"I really didn't want him sitting around waiting," Giants manager Bruce Bochy said, explaining why Johnson will launch the twin bill against Nationals right-hander Jordan Zimmermann. San Francisco right-hander Matt Cain will oppose left-hander Ross Detwiler in the second game.
Wednesday's delay, which lasted three hours and 41 minutes, was prolonged not only by persistent thunderstorms, but also by the knowledge that today's weather forecast is anything but promising. That factor fed a sense of urgency among umpires and officials from both clubs to get in Wednesday's game.
Ultimately, it was generally agreed that the field was unplayable, particularly as the outfield began to resemble a map of Minnesota -- the land of 10,000 lakes.

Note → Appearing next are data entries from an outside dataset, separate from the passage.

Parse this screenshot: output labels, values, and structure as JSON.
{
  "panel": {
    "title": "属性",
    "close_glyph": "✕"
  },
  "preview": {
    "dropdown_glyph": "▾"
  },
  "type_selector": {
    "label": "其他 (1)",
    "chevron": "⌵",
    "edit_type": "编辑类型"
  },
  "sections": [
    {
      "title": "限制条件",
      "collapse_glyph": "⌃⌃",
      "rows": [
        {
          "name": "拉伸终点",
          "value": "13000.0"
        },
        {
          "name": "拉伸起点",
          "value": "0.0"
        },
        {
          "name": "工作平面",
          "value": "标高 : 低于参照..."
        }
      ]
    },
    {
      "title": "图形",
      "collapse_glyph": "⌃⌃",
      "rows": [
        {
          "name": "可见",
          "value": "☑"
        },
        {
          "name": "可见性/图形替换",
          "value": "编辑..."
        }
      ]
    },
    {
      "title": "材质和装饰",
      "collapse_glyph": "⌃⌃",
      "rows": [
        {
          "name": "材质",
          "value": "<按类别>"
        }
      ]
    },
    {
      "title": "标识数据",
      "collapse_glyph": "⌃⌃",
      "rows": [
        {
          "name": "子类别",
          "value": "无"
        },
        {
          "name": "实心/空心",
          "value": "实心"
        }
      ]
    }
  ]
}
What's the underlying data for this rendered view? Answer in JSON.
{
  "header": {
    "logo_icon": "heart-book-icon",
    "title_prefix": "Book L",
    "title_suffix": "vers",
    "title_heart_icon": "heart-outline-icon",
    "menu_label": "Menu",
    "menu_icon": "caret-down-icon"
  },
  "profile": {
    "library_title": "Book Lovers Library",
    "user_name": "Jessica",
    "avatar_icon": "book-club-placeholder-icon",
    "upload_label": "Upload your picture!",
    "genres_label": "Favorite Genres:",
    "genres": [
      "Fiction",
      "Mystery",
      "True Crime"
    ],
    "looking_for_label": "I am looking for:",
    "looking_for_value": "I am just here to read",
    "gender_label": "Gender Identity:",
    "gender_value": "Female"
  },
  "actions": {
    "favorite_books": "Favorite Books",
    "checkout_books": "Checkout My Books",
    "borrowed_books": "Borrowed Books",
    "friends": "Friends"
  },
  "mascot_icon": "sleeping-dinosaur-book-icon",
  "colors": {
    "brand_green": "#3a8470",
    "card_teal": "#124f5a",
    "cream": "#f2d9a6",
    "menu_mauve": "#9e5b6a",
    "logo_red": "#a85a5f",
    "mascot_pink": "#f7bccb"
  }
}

"Under no circumstances do you want to get somebody hurt in the process," said Giants president Larry Baer, who joined the consultations.
Johnson, who has experienced such inconveniences during 22 seasons in the Major Leagues, remained ready during the delay.

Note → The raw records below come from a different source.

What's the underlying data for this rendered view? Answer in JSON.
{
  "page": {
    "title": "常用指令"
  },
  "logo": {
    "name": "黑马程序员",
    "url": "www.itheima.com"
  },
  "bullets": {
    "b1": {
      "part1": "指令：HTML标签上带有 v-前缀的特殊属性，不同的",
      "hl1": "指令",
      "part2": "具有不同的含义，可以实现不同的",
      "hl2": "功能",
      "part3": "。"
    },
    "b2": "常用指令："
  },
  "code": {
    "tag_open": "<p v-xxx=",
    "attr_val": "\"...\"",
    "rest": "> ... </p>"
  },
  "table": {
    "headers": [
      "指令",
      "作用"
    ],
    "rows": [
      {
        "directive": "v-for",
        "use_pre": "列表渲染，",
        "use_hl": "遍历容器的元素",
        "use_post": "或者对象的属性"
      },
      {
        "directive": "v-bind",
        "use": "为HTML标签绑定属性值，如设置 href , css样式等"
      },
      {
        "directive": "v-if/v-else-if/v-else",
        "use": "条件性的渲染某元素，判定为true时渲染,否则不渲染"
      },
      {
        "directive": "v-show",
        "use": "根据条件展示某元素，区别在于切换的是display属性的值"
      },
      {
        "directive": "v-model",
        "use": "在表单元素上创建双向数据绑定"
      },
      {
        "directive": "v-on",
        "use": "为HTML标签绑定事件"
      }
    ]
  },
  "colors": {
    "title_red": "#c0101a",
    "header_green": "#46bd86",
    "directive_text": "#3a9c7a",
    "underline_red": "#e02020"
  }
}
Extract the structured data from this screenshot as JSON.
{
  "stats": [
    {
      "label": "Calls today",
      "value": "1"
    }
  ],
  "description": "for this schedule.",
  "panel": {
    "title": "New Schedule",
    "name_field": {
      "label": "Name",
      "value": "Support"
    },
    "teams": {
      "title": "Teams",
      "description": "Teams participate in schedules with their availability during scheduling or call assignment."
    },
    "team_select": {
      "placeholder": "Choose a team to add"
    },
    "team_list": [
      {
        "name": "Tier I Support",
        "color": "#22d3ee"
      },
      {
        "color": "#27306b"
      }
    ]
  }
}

"He was just trying to find out the updates in the weather and the possible starting time," Bochy said.
Giants right fielder Randy Winn said Johnson and his other teammates did relatively little during the delay and that this long night of waiting didn't differ much from any other, though they wanted to help their pitcher reach a milestone.

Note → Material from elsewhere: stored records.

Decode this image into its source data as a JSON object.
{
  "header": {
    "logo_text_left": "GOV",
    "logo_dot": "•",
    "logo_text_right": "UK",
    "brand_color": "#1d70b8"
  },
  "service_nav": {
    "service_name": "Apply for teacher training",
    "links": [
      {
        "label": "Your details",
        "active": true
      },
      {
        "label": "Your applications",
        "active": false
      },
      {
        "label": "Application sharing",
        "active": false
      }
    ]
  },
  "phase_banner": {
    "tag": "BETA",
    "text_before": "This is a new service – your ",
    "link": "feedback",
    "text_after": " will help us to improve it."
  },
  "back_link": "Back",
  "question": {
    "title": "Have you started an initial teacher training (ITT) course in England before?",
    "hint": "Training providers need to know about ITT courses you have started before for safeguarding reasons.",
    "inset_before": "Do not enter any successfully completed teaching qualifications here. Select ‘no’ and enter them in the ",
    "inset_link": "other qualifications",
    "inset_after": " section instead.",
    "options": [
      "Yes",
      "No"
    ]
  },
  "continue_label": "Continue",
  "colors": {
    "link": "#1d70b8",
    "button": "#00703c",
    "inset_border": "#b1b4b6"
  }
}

"You know about it, but it was like any other rain delay," Winn said. "It's like hurry up and wait."
Due to a pair of scheduled off-days, Johnson already was due to pitch on six days' rest, two more than usual. Now he must pitch on seven days' rest, almost twice as much as the four he'd typically receive. The 6-foot-10 left-hander wasn't around afterward to comment, though Bochy said, "I'm sure he's anxious to pitch."
Past performances suggest that the excess rest shouldn't corrode Johnson's skills too much. In 67 career starts with six or more days' rest, Johnson's 28-22 with a 3.11 ERA. At age 45, he might benefit from the bonus off-days.
Nevertheless, Bochy admitted that remaining idle Wednesday was "a little bit of a letdown. It's a long day to do nothing. We didn't get on the field. We're excited about Randy reaching this milestone."
So, too, must be many fans in Arizona. Assuming that Johnson would receive four days' rest before his next start, he'd pitch again Tuesday in Phoenix against the Diamondbacks -- with whom he won four of his five Cy Young Awards from 1999-2004 before joining them again in 2007-08. One might imagine that thousands of D-backs fans are rooting for Johnson to absorb a no-decision or even a loss against Washington so his bid for No. 300 will remain alive during next week's series at Chase Field.
But Bochy dismissed that as "conjecture," perhaps because the Giants must find a starter for Monday's series finale at Florida -- unless Johnson or Cain works on three days' rest, one fewer than usual.
The Nationals serve as a fitting opponent for Johnson, who started his professional career with that franchise when it was known as the Montreal Expos.
Johnson's trying to become just the sixth left-hander to achieve the 300 milestone and the fifth pitcher in the last 50 years to do it on his first attempt, joining Warren Spahn, Steve Carlton, Gaylord Perry and Tom Seaver.
According to the Elias Sports Bureau, Johnson would become the second-oldest pitcher to reach the 300 mark -- behind only Phil Niekro, who achieved the feat when he was 46 years and 188 days old on Oct. 6, 1985. Johnson is 45 years and 267 days old.
Johnson would be the seventh pitcher in Giants history to win 300 games while pitching for the franchise at some point in his career. He'd also be the fourth to hit that plateau as a Giant, joining Tim Keefe, Mickey Welch and Christy Mathewson.
Don't bring such facts to Zimmermann, the Nationals' promising rookie. He said that he's going to avoid dwelling on confronting Johnson and is more worried about the Giants hitters.
"It's like another game to me," Zimmermann said. "I'm facing the hitters. I'm not really facing [Johnson]. I won't be trying to learn things [from Johnson]. I'll be going out there and pitch a ballgame and try to get a win."
In some ways, today's 18 innings of baseball -- weather permitting -- won't seem as ponderous as Wednesday's plenty of nothing.
"I felt like I just played a game," Nationals third baseman Ryan Zimmerman said.